My friends in school told me I wouldnt survive the first year, but I tell them its just another sport to me.
Another Bandit who may be headed to the sprinters is Joe Kurtz, who calls his mom and dad really good parents for buying him a $2,000 race car.
It was pretty easy to talk them into it, because they wanted to do it just as much as I did, Joe says. My dad raced in the old days and wanted to get involved again. He wants to get a sprint car when I get a little older, because thats what he really likes.
Unlike many of the other teens, Joe had been driving for a few years around his dads junkyard, giving him a feel that many need most of a season to accumulate.
At first, they think that whenever they step on the brake pedal, the car will stop, Harp says. Thats a big lesson. What they lack is seat time. Theyve never been on the road and dont know things everybody else takes for granted. I had to set a couple of guys down, then tell them you cant go through a wreck full-bore to pick up three spots. Until they crash, they dont really know how hard they can hit.
Its a lot more than cars going around in circles like my friends think, says 14-year-old Steve Oven. Youve got to work on the car, learn how to weave through traffic, get a line and follow it, and stay out of trouble. I share a car with Jack Harris. My dad and some other guys work on the car, too, and what I learn is what breaks. Thats how I learnreplacing whatever breaks.
Ovens sentiments are echoed by 16-year-old Serenity Sutherland, described by Kurtz as fast and pretty hard to get around.
I watched my dad and then tried to copy him and the other drivers, Serenity says. It took a long time to learn. Sometimes things work, and sometimes they dont. Its hard to explain, but I like when you dont have to think. Racing gets to be like walking: You do it instinctively and react to what happens without having to think about what to do.

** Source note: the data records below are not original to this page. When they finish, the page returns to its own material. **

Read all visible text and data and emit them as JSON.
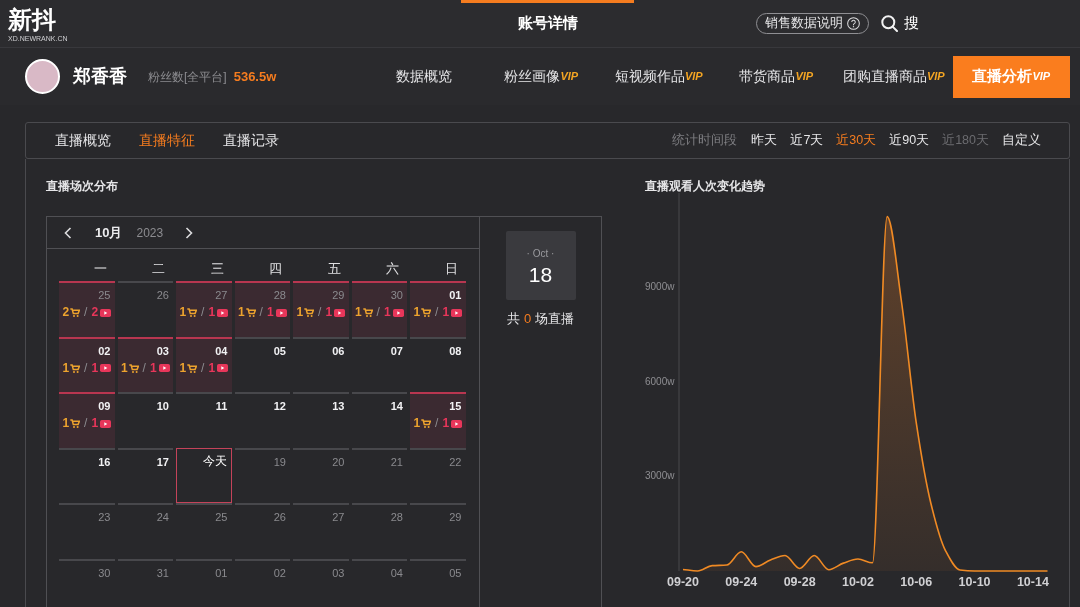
{
  "header": {
    "logo": "新抖",
    "logo_subtitle": "XD.NEWRANK.CN",
    "title": "账号详情",
    "help_button": "销售数据说明",
    "search": "搜"
  },
  "profile": {
    "name": "郑香香",
    "followers_label": "粉丝数[全平台]",
    "followers": "536.5w"
  },
  "nav_tabs": [
    {
      "label": "数据概览",
      "selected": false
    },
    {
      "label": "粉丝画像",
      "badge": "VIP",
      "selected": false
    },
    {
      "label": "短视频作品",
      "badge": "VIP",
      "selected": false
    },
    {
      "label": "带货商品",
      "badge": "VIP",
      "selected": false
    },
    {
      "label": "团购直播商品",
      "badge": "VIP",
      "selected": false
    },
    {
      "label": "直播分析",
      "badge": "VIP",
      "selected": true
    }
  ],
  "sub_tabs": [
    {
      "label": "直播概览",
      "selected": false
    },
    {
      "label": "直播特征",
      "selected": true
    },
    {
      "label": "直播记录",
      "selected": false
    }
  ],
  "period": {
    "label": "统计时间段",
    "options": [
      {
        "label": "昨天",
        "selected": false,
        "disabled": false
      },
      {
        "label": "近7天",
        "selected": false,
        "disabled": false
      },
      {
        "label": "近30天",
        "selected": true,
        "disabled": false
      },
      {
        "label": "近90天",
        "selected": false,
        "disabled": false
      },
      {
        "label": "近180天",
        "selected": false,
        "disabled": true
      },
      {
        "label": "自定义",
        "selected": false,
        "disabled": false
      }
    ]
  },
  "calendar": {
    "title": "直播场次分布",
    "month": "10月",
    "year": "2023",
    "weekdays": [
      "一",
      "二",
      "三",
      "四",
      "五",
      "六",
      "日"
    ],
    "weeks": [
      [
        {
          "label": "25",
          "kind": "muted",
          "goods": "2",
          "sep": "/",
          "streams": "2"
        },
        {
          "label": "26",
          "kind": "muted"
        },
        {
          "label": "27",
          "kind": "muted",
          "goods": "1",
          "sep": "/",
          "streams": "1"
        },
        {
          "label": "28",
          "kind": "muted",
          "goods": "1",
          "sep": "/",
          "streams": "1"
        },
        {
          "label": "29",
          "kind": "muted",
          "goods": "1",
          "sep": "/",
          "streams": "1"
        },
        {
          "label": "30",
          "kind": "muted",
          "goods": "1",
          "sep": "/",
          "streams": "1"
        },
        {
          "label": "01",
          "kind": "current",
          "goods": "1",
          "sep": "/",
          "streams": "1"
        }
      ],
      [
        {
          "label": "02",
          "kind": "current",
          "goods": "1",
          "sep": "/",
          "streams": "1"
        },
        {
          "label": "03",
          "kind": "current",
          "goods": "1",
          "sep": "/",
          "streams": "1"
        },
        {
          "label": "04",
          "kind": "current",
          "goods": "1",
          "sep": "/",
          "streams": "1"
        },
        {
          "label": "05",
          "kind": "current"
        },
        {
          "label": "06",
          "kind": "current"
        },
        {
          "label": "07",
          "kind": "current"
        },
        {
          "label": "08",
          "kind": "current"
        }
      ],
      [
        {
          "label": "09",
          "kind": "current",
          "goods": "1",
          "sep": "/",
          "streams": "1"
        },
        {
          "label": "10",
          "kind": "current"
        },
        {
          "label": "11",
          "kind": "current"
        },
        {
          "label": "12",
          "kind": "current"
        },
        {
          "label": "13",
          "kind": "current"
        },
        {
          "label": "14",
          "kind": "current"
        },
        {
          "label": "15",
          "kind": "current",
          "goods": "1",
          "sep": "/",
          "streams": "1"
        }
      ],
      [
        {
          "label": "16",
          "kind": "current"
        },
        {
          "label": "17",
          "kind": "current"
        },
        {
          "label": "今天",
          "kind": "today"
        },
        {
          "label": "19",
          "kind": "muted"
        },
        {
          "label": "20",
          "kind": "muted"
        },
        {
          "label": "21",
          "kind": "muted"
        },
        {
          "label": "22",
          "kind": "muted"
        }
      ],
      [
        {
          "label": "23",
          "kind": "muted"
        },
        {
          "label": "24",
          "kind": "muted"
        },
        {
          "label": "25",
          "kind": "muted"
        },
        {
          "label": "26",
          "kind": "muted"
        },
        {
          "label": "27",
          "kind": "muted"
        },
        {
          "label": "28",
          "kind": "muted"
        },
        {
          "label": "29",
          "kind": "muted"
        }
      ],
      [
        {
          "label": "30",
          "kind": "muted"
        },
        {
          "label": "31",
          "kind": "muted"
        },
        {
          "label": "01",
          "kind": "muted"
        },
        {
          "label": "02",
          "kind": "muted"
        },
        {
          "label": "03",
          "kind": "muted"
        },
        {
          "label": "04",
          "kind": "muted"
        },
        {
          "label": "05",
          "kind": "muted"
        }
      ]
    ],
    "selected_date": {
      "month": "· Oct ·",
      "day": "18",
      "summary_prefix": "共",
      "count": "0",
      "summary_suffix": "场直播"
    }
  },
  "trend": {
    "chart_data": {
      "type": "area",
      "title": "直播观看人次变化趋势",
      "categories": [
        "09-20",
        null,
        null,
        null,
        "09-24",
        null,
        null,
        null,
        "09-28",
        null,
        null,
        null,
        "10-02",
        null,
        null,
        null,
        "10-06",
        null,
        null,
        null,
        "10-10",
        null,
        null,
        null,
        "10-14",
        null
      ],
      "values": [
        50,
        0,
        170,
        190,
        610,
        140,
        350,
        490,
        80,
        490,
        40,
        250,
        380,
        260,
        11250,
        8500,
        4700,
        2150,
        650,
        30,
        0,
        0,
        0,
        0,
        0,
        0
      ],
      "ylim": [
        0,
        12000
      ],
      "yticks": [
        {
          "value": 3000,
          "label": "3000w"
        },
        {
          "value": 6000,
          "label": "6000w"
        },
        {
          "value": 9000,
          "label": "9000w"
        }
      ]
    }
  }
}
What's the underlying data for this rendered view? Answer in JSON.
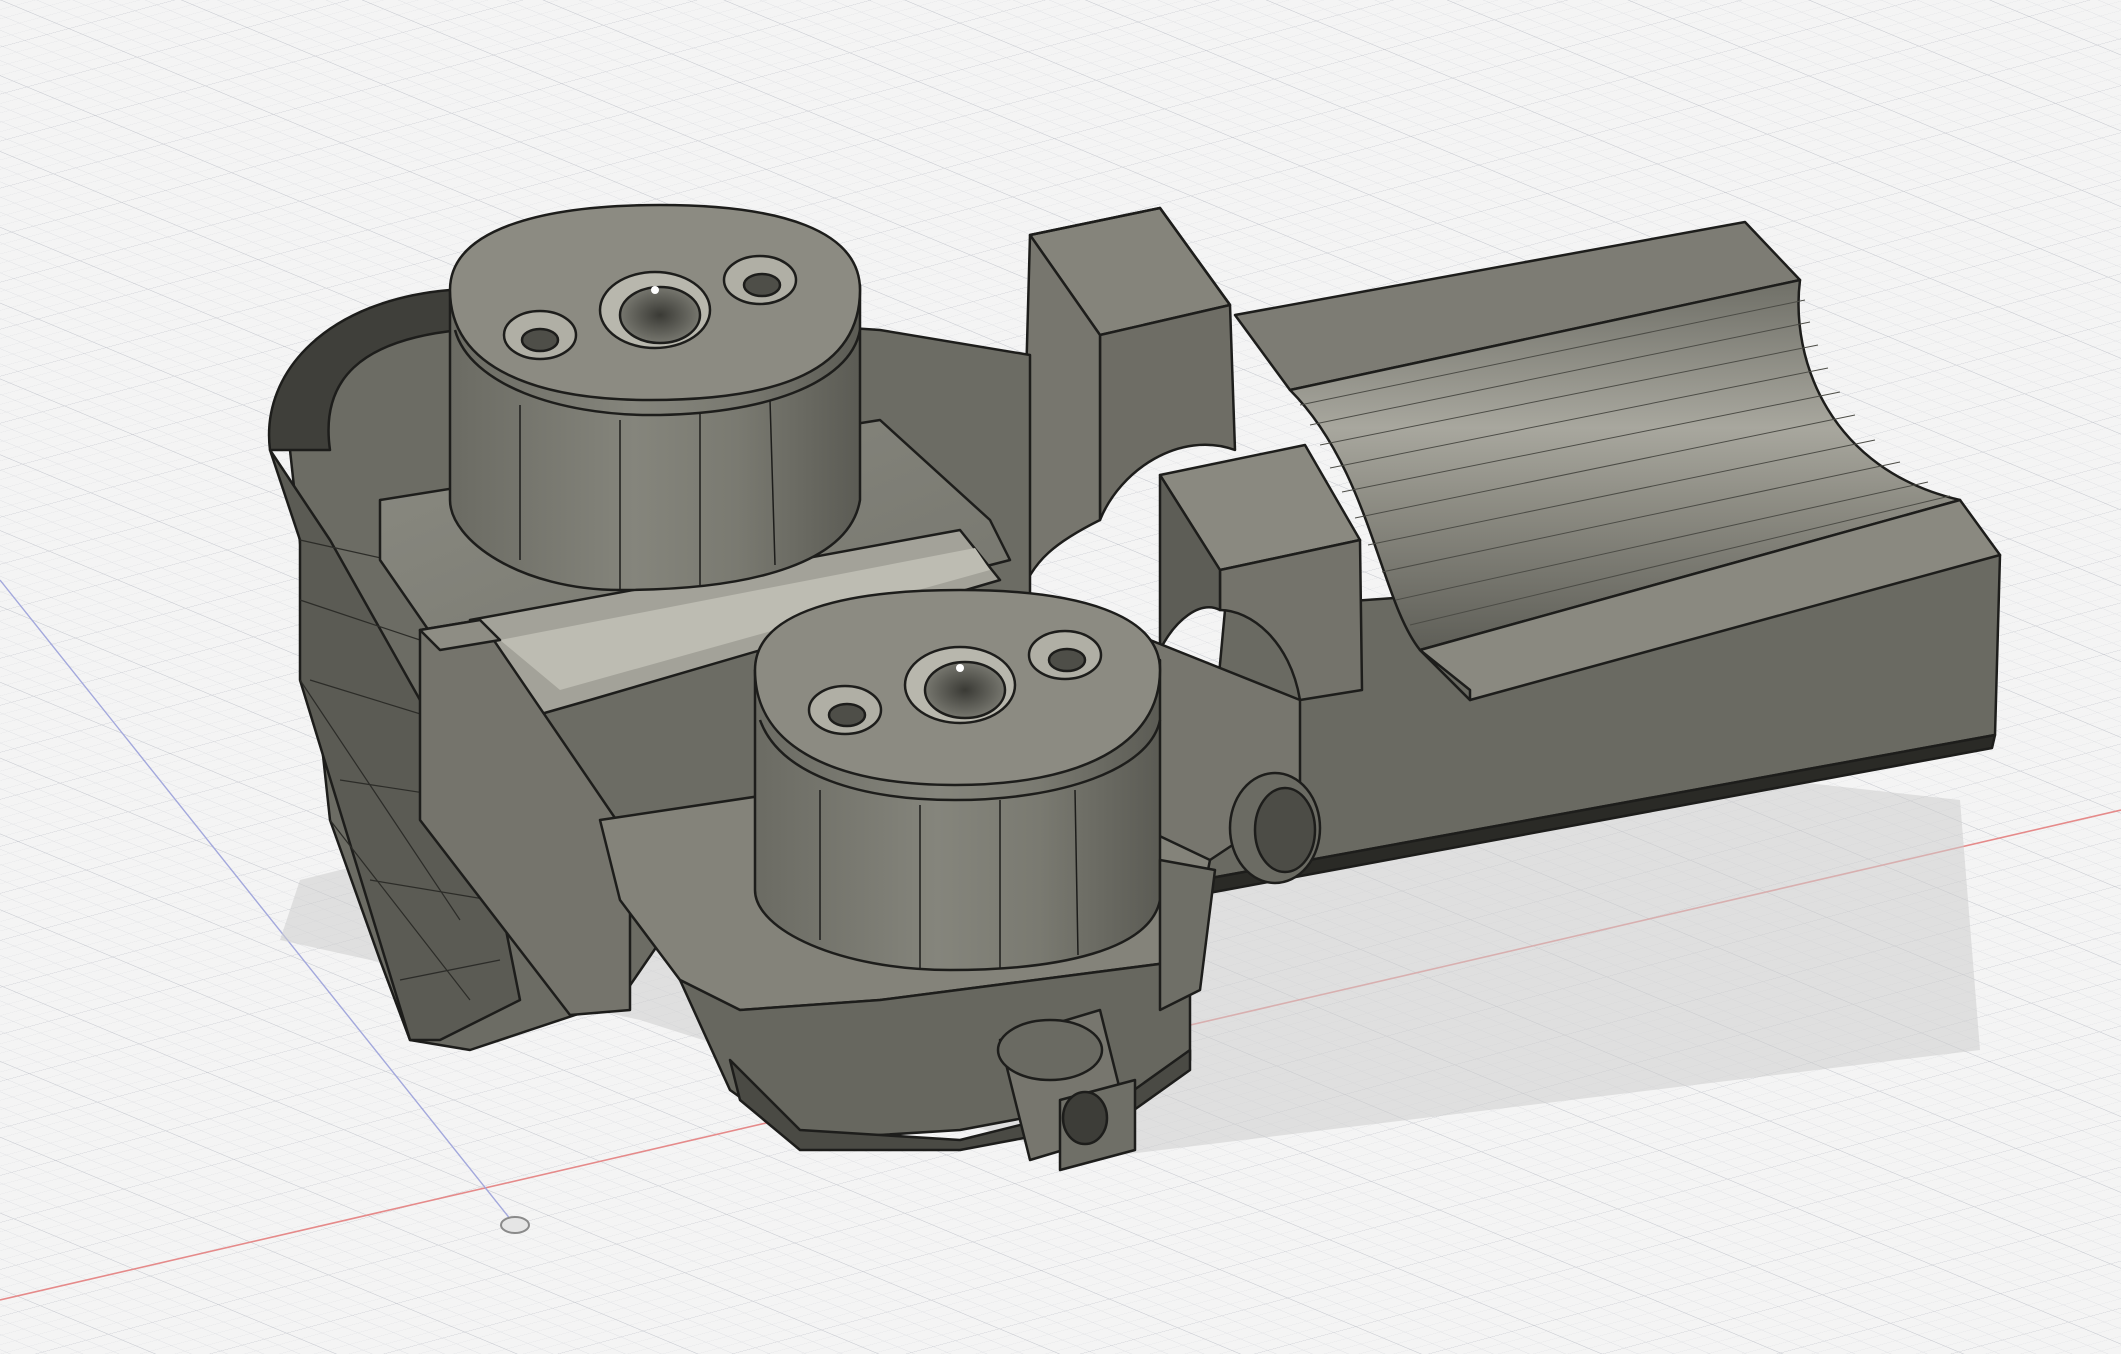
{
  "viewport": {
    "background": "#f4f4f4",
    "grid_minor_color": "#e2e3e6",
    "grid_major_color": "#cfd1d6",
    "x_axis_color": "#e58a8a",
    "z_axis_color": "#9aa0d6",
    "body_color": "#7a7a72",
    "body_dark_color": "#4e4e48",
    "body_light_color": "#a5a49b",
    "edge_color": "#1d1d1b",
    "shadow_color": "#cfcfcf"
  },
  "model": {
    "icons": [
      "origin-point-icon"
    ]
  }
}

Ive definitely learned how to work on the car, because Dad wont do all the work. I can change tires, I know how to change struts, and I can take engines out in my sleep. The boys seem to get it quicker, but I do get it after a while. I was worried about driving a standard shift, but its easy. We race in second gear so you dont have to shift over and up, just straight down.
What do other kids in her school think? Some are really impressed; others just look at you funny, Serenity says. They dont know that Ive gotten a few new boyfriends here.

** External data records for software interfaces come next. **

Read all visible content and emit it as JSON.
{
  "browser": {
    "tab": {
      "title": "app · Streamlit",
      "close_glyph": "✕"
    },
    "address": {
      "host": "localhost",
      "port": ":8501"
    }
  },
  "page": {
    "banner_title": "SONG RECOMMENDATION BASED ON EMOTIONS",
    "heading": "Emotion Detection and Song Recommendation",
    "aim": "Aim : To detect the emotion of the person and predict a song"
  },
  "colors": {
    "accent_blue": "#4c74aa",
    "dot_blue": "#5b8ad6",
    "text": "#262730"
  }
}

Keeping It Safe
By any measure, the Bandits division is a success. The night Stock Car Racing visited Black Rock, Joe Kurtz, who tows some 90 miles from Pennsylvania to compete, won his fourth feature by inches with a last-turn pass. He couldnt remember the names of all his sponsors, but he made it a point to thank everybody who helped before leaving Victory Lane.
The Bandits run first on the card, so the cars shared with dads or friends can be prepared for further action. Most of the drivers intently watch the other divisions, knowing that there is always more to be learned.
Some of these kids can barely reach the pedals, and when they start, we wonder about them. But after a few weeks, theyre better than some of the adults, Hough says. My big concern is their safety, and Earl does a great job with that.
Hough, a standout Modified racer himself before becoming a promoter, acknowledges the risk inherent in any motorized competition but says the community is solidly behind the program.
We even have strong support from local police and state troopers, he says. Its taken some kids who normally spent their time on the street corners and given them some direction in life. Theyve got a race car, their friends help them on the cars during the week, and theyre all here on Friday night. The Black Rock pits teem with youngsters, nurturing a new generation of mechanics and a bumper crop of drivers.
The Bandits bring everybody from their friends to their grandparents, Hough says. Were a basic family track with a focus on fun, not business, and the Bandits are an important part of that.